If you’re a trivia fan, you’ll be happy to know that the makers of Trivi.al have introduced an app to fulfil your trivia needs amongst your friends. Instead of sitting at home answering questions online, you can now compete with tons of people and outsmart them using your general knowledge.
Trivi.al is doing what Rumble did for Boggle by digitising a classic form of entertainment and making it more accessible to the world, enhancing the experience due to the competition you have. Let’s take a look at what this app is all about.
As soon as you open the app, you have the option to integrate Facebook into your trivia experience by signing in with your Facebook account, or using your email address. If you opt for Facebook, you’ll have to allow the app to access your friends list before you begin.
When I logged in via email, I had some loading issues, however this may not be the same for everyone.
After that, you are taken to the game’s main screen which displays your IQ (your gauge of how “smart” you are), which increases depending on the amount of correct answers you get. Every new player starts off with 90 IQ. The higher a player’s IQ, the harder the questions are.
Also displayed on the main screen is your profile picture (if using Facebook), your current games and your common cents, which are the game’s currency. You use this currency to play games and purchase powers-ups (more on that in a bit). Each game costs 8 common cents to play.
There are two ways to increase your common cents. Every 20 minutes, the game will increase your common cents by a few. The other option is instead of biding your time, you can purchase more common cents (though you shouldn’t need to) as an in-app purchase.
This kind of thing is becoming more and more popular in apps; instead of making them pay for the app initially, make them pay to enhance or continue their experience. I personally have never bought something inside an app, but I guess a lot of people do.

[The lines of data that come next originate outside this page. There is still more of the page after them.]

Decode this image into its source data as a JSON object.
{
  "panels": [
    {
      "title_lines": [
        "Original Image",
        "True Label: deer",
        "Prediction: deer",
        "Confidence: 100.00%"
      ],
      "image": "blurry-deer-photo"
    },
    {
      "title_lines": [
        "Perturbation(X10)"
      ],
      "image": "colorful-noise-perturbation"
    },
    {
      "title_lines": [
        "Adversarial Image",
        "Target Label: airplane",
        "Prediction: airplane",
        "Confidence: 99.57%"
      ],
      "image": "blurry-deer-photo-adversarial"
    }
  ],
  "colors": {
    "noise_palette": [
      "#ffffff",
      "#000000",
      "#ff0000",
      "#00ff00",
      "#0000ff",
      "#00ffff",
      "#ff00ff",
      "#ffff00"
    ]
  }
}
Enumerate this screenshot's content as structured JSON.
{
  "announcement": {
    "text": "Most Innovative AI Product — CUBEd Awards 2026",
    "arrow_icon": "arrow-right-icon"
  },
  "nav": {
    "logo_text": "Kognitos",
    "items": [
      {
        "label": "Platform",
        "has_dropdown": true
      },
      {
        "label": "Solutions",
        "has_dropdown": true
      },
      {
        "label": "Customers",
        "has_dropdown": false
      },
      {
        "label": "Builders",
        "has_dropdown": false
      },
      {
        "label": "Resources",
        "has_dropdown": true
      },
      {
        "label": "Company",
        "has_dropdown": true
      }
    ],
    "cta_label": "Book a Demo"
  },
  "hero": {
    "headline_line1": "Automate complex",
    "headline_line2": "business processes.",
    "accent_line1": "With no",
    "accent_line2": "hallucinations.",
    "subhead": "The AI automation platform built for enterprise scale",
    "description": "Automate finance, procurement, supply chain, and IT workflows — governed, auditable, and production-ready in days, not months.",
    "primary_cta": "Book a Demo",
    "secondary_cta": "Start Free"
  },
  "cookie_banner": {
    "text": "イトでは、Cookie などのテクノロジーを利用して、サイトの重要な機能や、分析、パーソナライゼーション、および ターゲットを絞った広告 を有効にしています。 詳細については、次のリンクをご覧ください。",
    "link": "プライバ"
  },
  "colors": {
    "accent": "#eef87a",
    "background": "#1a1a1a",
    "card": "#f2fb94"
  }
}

You can start a game by tapping the New Game icon at the top-left corner of the display. You can start a game with your Facebook friends, a random opponent or you can search for someone by username. You have the option to add up to two power ups which are priced at 1, 2 and 3 common cents that help you if you get stuck.
The faster you complete a question, the more points you get as a result, so using something like the power up Slowmo, you have more time to answer the question meaning you will probably score more points if you’re correct. If you complete two correct answers in succession, you also get additional points.
Now on to the core aspect of the app, the trivia itself. In each game, both players have to answer three rounds of questions and amass more overall points than their opponent to win. The questions are a mixed bunch, ranging from questions on science and geology to 19th century history and company slogans. There was even a question about one of the early versions of OSX, Cheetah.
One thing worth mentioning is that the questions seem heavily geared to appeal to the United States, as there was a lot of American history and American companies that came up in the questions. This may be good or bad if you live outside the U.S., however I personally found it hard to keep up, being from the UK.
There were a few repeats now and again, but I guess that’s almost necessary to improve your retention of the new information. I would’ve liked to see a little wider variety of questions that aren’t geared towards a particular region such as science or more general knowledge questions.
First of all, this app has the same music all the way throughout the game. It’s incredibly repetitive, and I found it a little annoying, to be honest. Luckily, you have the option to turn it off along with the sound effects in the settings of the app, which are accessible by touching the icon in the top right of the main screen.
The app isn’t amazing aesthetically; to me it feels a little blocky and thick. It seems a little unorganised too, as it took me a little while to figure out what everything was. It’s not really in line with the minimalism that’s becoming more popular among designers, which is something I’m used to.
The app relies heavily on Facebook to support things such as lists of equivalent intelligences and inviting friends, but it’s not a bad way to go about it. This app isn’t really for everyone; the market it’s aimed at is a little unclear, however linking in through Facebook means all the trivia fans can invite each other to play.
It’s unclear whether this will give the app the critical mass it needs to take off and be a success, but it’s a great way to go about playing trivia in your spare time; it’s certainly a bit more enriching than Draw Something. The power ups that should act as a sort of last resort system don’t really seem necessary, to be honest.
If you have close family or friends that love trivia, you can have great fun playing this app with them. With the IQ system, there’s always that drive to be better. Also, you’ll always get paired up with someone with similar IQ when looking for a random opponent, so you’ll never be short of people to face.
Overall, this is a well rounded trivia app that brings the experience to your friends and family. There are a few design flaws, however that doesn’t mean you can get your daily dosage of trivia and not have fun. Hopefully this app will grow so many more people will be able to compete with you, and the users playing it will ultimately decide the fate of the app.
A basic but fun way to get your daily trivia dose.7